To do:
If a line in the entries contains the string "this", include that line in your answer.

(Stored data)
= = = =

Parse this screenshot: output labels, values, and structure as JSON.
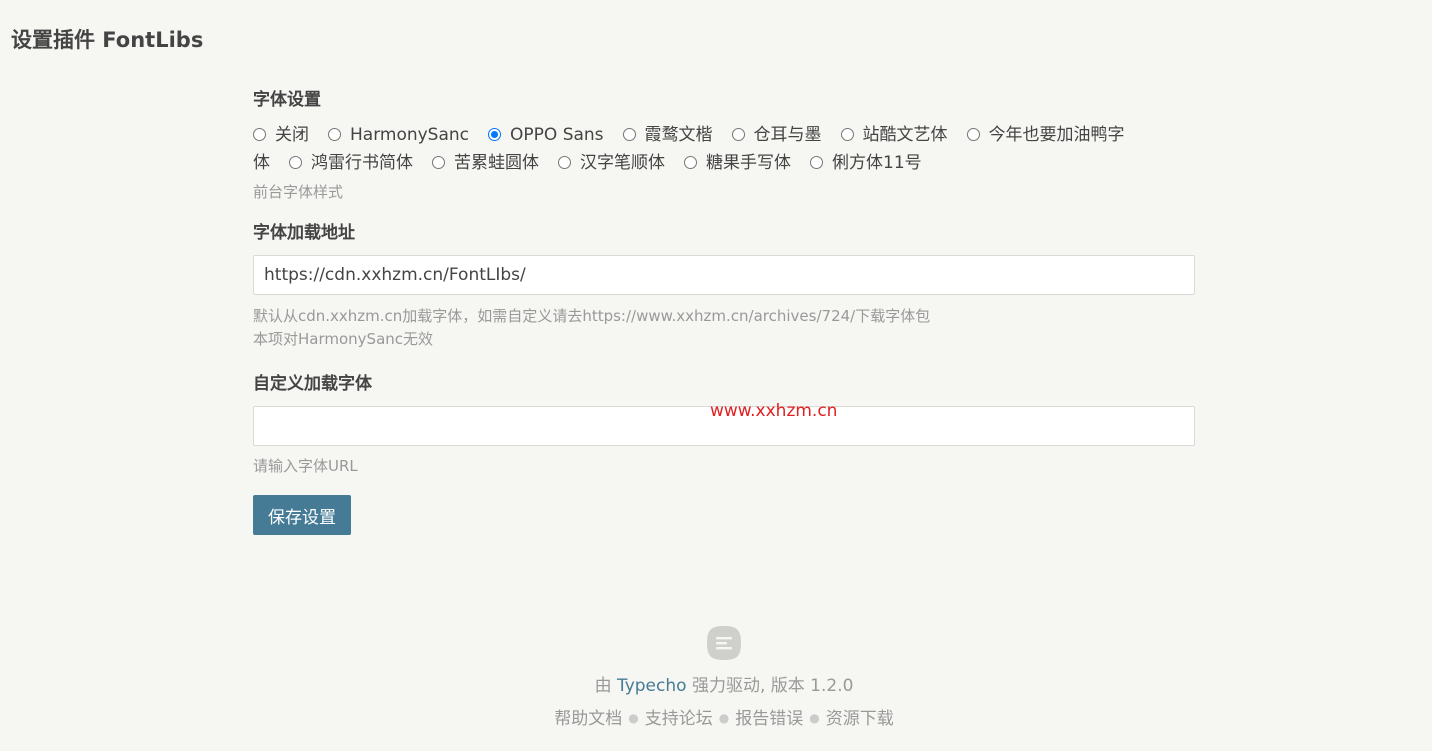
{
  "page": {
    "title": "设置插件 FontLibs"
  },
  "font_settings": {
    "label": "字体设置",
    "options": [
      {
        "label": "关闭",
        "checked": false
      },
      {
        "label": "HarmonySanc",
        "checked": false
      },
      {
        "label": "OPPO Sans",
        "checked": true
      },
      {
        "label": "霞鹜文楷",
        "checked": false
      },
      {
        "label": "仓耳与墨",
        "checked": false
      },
      {
        "label": "站酷文艺体",
        "checked": false
      },
      {
        "label": "今年也要加油鸭字体",
        "checked": false
      },
      {
        "label": "鸿雷行书简体",
        "checked": false
      },
      {
        "label": "苦累蛙圆体",
        "checked": false
      },
      {
        "label": "汉字笔顺体",
        "checked": false
      },
      {
        "label": "糖果手写体",
        "checked": false
      },
      {
        "label": "俐方体11号",
        "checked": false
      }
    ],
    "option_6_line1": "今年也要加油鸭字",
    "option_6_line2": "体",
    "description": "前台字体样式"
  },
  "font_load_url": {
    "label": "字体加载地址",
    "value": "https://cdn.xxhzm.cn/FontLIbs/",
    "description_line1": "默认从cdn.xxhzm.cn加载字体，如需自定义请去https://www.xxhzm.cn/archives/724/下载字体包",
    "description_line2": "本项对HarmonySanc无效"
  },
  "custom_font": {
    "label": "自定义加载字体",
    "value": "",
    "placeholder": "",
    "description": "请输入字体URL"
  },
  "save_button": {
    "label": "保存设置"
  },
  "watermark": {
    "text": "www.xxhzm.cn",
    "color": "#e02020"
  },
  "footer": {
    "logo_icon": "typecho-logo-icon",
    "powered_prefix": "由",
    "powered_link": "Typecho",
    "powered_suffix": "强力驱动, 版本 1.2.0",
    "links": [
      "帮助文档",
      "支持论坛",
      "报告错误",
      "资源下载"
    ]
  },
  "colors": {
    "accent": "#467b96",
    "radio_checked": "#0075ff",
    "background": "#f6f6f3"
  }
}
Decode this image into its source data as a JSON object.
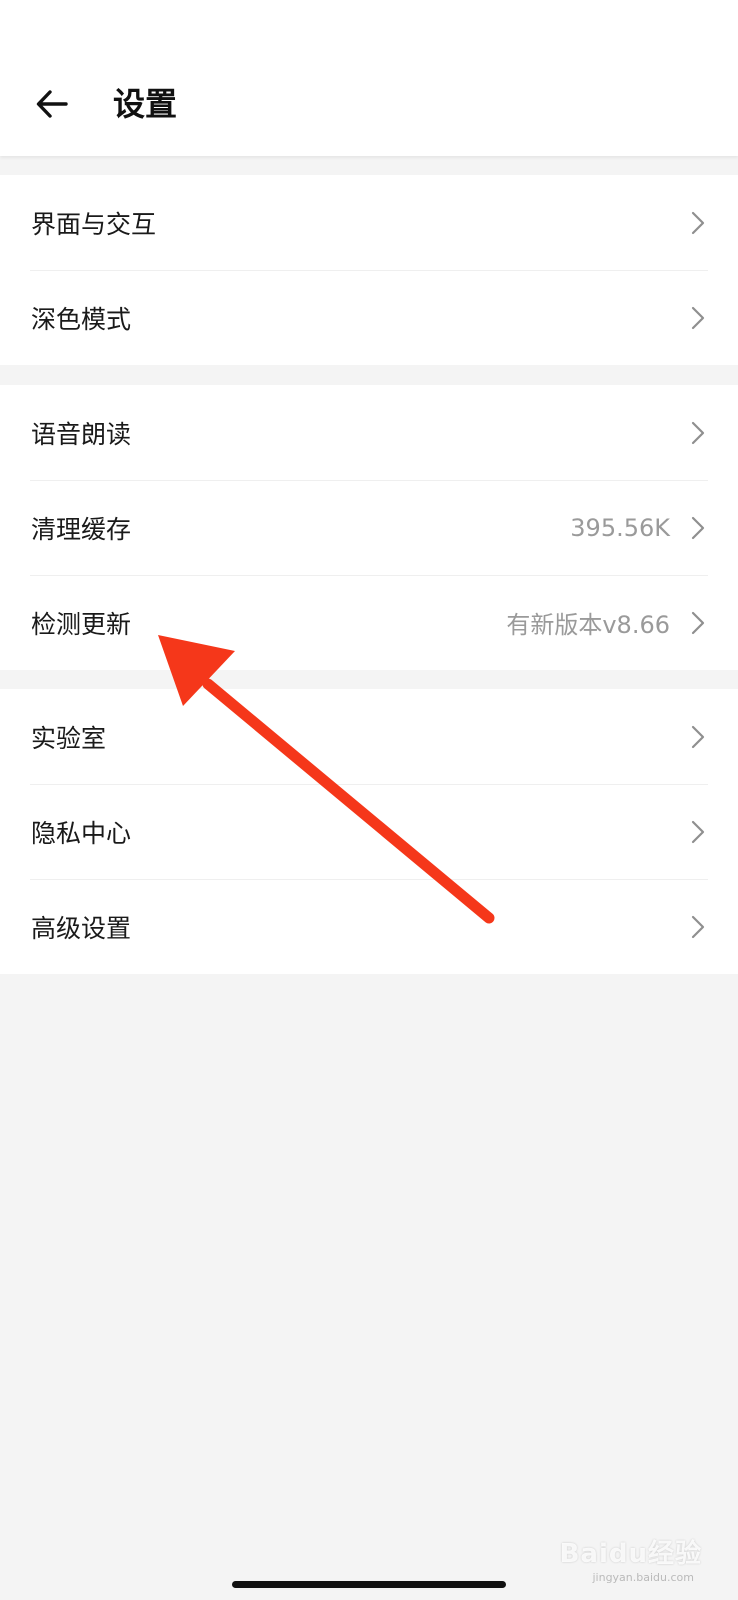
{
  "header": {
    "title": "设置",
    "back_icon": "arrow-left-icon"
  },
  "groups": [
    {
      "items": [
        {
          "label": "界面与交互",
          "value": ""
        },
        {
          "label": "深色模式",
          "value": ""
        }
      ]
    },
    {
      "items": [
        {
          "label": "语音朗读",
          "value": ""
        },
        {
          "label": "清理缓存",
          "value": "395.56K"
        },
        {
          "label": "检测更新",
          "value": "有新版本v8.66"
        }
      ]
    },
    {
      "items": [
        {
          "label": "实验室",
          "value": ""
        },
        {
          "label": "隐私中心",
          "value": ""
        },
        {
          "label": "高级设置",
          "value": ""
        }
      ]
    }
  ],
  "annotation": {
    "color": "#f5371a",
    "points_to": "检测更新"
  },
  "watermark": {
    "text": "Baidu经验",
    "sub": "jingyan.baidu.com"
  },
  "colors": {
    "background": "#f4f4f4",
    "surface": "#ffffff",
    "text_primary": "#1a1a1a",
    "text_secondary": "#9a9a9a"
  }
}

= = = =

Task response:
Parse this screenshot: output labels, values, and structure as JSON.
Decode this image into its source data as a JSON object.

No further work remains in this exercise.